» **What you have to do**:
The whole of the material needs to be repeated exactly, line for line.

» **Records shown**:
════

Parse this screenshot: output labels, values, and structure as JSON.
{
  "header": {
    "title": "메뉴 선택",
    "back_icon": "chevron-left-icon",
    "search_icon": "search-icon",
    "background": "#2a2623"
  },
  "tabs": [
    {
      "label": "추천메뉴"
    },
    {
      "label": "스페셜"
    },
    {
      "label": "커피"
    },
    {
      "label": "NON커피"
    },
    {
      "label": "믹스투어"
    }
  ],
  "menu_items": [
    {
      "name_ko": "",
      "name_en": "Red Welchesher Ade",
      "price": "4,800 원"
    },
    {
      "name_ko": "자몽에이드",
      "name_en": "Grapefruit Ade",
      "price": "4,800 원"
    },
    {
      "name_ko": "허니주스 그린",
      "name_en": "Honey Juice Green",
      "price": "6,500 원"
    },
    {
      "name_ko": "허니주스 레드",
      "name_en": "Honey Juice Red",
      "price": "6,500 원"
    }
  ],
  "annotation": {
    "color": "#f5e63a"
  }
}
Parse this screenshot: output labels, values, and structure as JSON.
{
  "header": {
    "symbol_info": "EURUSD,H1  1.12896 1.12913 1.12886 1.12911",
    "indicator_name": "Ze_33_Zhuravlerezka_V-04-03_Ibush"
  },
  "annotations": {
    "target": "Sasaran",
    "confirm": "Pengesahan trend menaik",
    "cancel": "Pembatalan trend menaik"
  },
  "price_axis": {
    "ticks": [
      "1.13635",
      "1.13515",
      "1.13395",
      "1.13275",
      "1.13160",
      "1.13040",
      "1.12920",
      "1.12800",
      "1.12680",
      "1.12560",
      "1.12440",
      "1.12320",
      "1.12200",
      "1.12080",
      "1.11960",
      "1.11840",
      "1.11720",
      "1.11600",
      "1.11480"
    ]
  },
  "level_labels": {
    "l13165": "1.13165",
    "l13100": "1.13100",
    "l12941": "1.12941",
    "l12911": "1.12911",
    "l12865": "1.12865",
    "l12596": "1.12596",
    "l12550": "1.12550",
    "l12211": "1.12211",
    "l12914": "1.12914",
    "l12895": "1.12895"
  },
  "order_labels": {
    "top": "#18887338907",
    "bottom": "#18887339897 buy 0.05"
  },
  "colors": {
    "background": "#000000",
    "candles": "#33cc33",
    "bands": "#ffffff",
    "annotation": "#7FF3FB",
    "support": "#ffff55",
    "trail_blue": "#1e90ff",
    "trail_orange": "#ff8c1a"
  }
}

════

» **Written answer**:
Parse this screenshot: output labels, values, and structure as JSON.
{
  "header": {
    "title": "메뉴 선택",
    "back_icon": "chevron-left-icon",
    "search_icon": "search-icon",
    "background": "#2a2623"
  },
  "tabs": [
    {
      "label": "추천메뉴"
    },
    {
      "label": "스페셜"
    },
    {
      "label": "커피"
    },
    {
      "label": "NON커피"
    },
    {
      "label": "믹스투어"
    }
  ],
  "menu_items": [
    {
      "name_ko": "",
      "name_en": "Red Welchesher Ade",
      "price": "4,800 원"
    },
    {
      "name_ko": "자몽에이드",
      "name_en": "Grapefruit Ade",
      "price": "4,800 원"
    },
    {
      "name_ko": "허니주스 그린",
      "name_en": "Honey Juice Green",
      "price": "6,500 원"
    },
    {
      "name_ko": "허니주스 레드",
      "name_en": "Honey Juice Red",
      "price": "6,500 원"
    }
  ],
  "annotation": {
    "color": "#f5e63a"
  }
}
Parse this screenshot: output labels, values, and structure as JSON.
{
  "header": {
    "symbol_info": "EURUSD,H1  1.12896 1.12913 1.12886 1.12911",
    "indicator_name": "Ze_33_Zhuravlerezka_V-04-03_Ibush"
  },
  "annotations": {
    "target": "Sasaran",
    "confirm": "Pengesahan trend menaik",
    "cancel": "Pembatalan trend menaik"
  },
  "price_axis": {
    "ticks": [
      "1.13635",
      "1.13515",
      "1.13395",
      "1.13275",
      "1.13160",
      "1.13040",
      "1.12920",
      "1.12800",
      "1.12680",
      "1.12560",
      "1.12440",
      "1.12320",
      "1.12200",
      "1.12080",
      "1.11960",
      "1.11840",
      "1.11720",
      "1.11600",
      "1.11480"
    ]
  },
  "level_labels": {
    "l13165": "1.13165",
    "l13100": "1.13100",
    "l12941": "1.12941",
    "l12911": "1.12911",
    "l12865": "1.12865",
    "l12596": "1.12596",
    "l12550": "1.12550",
    "l12211": "1.12211",
    "l12914": "1.12914",
    "l12895": "1.12895"
  },
  "order_labels": {
    "top": "#18887338907",
    "bottom": "#18887339897 buy 0.05"
  },
  "colors": {
    "background": "#000000",
    "candles": "#33cc33",
    "bands": "#ffffff",
    "annotation": "#7FF3FB",
    "support": "#ffff55",
    "trail_blue": "#1e90ff",
    "trail_orange": "#ff8c1a"
  }
}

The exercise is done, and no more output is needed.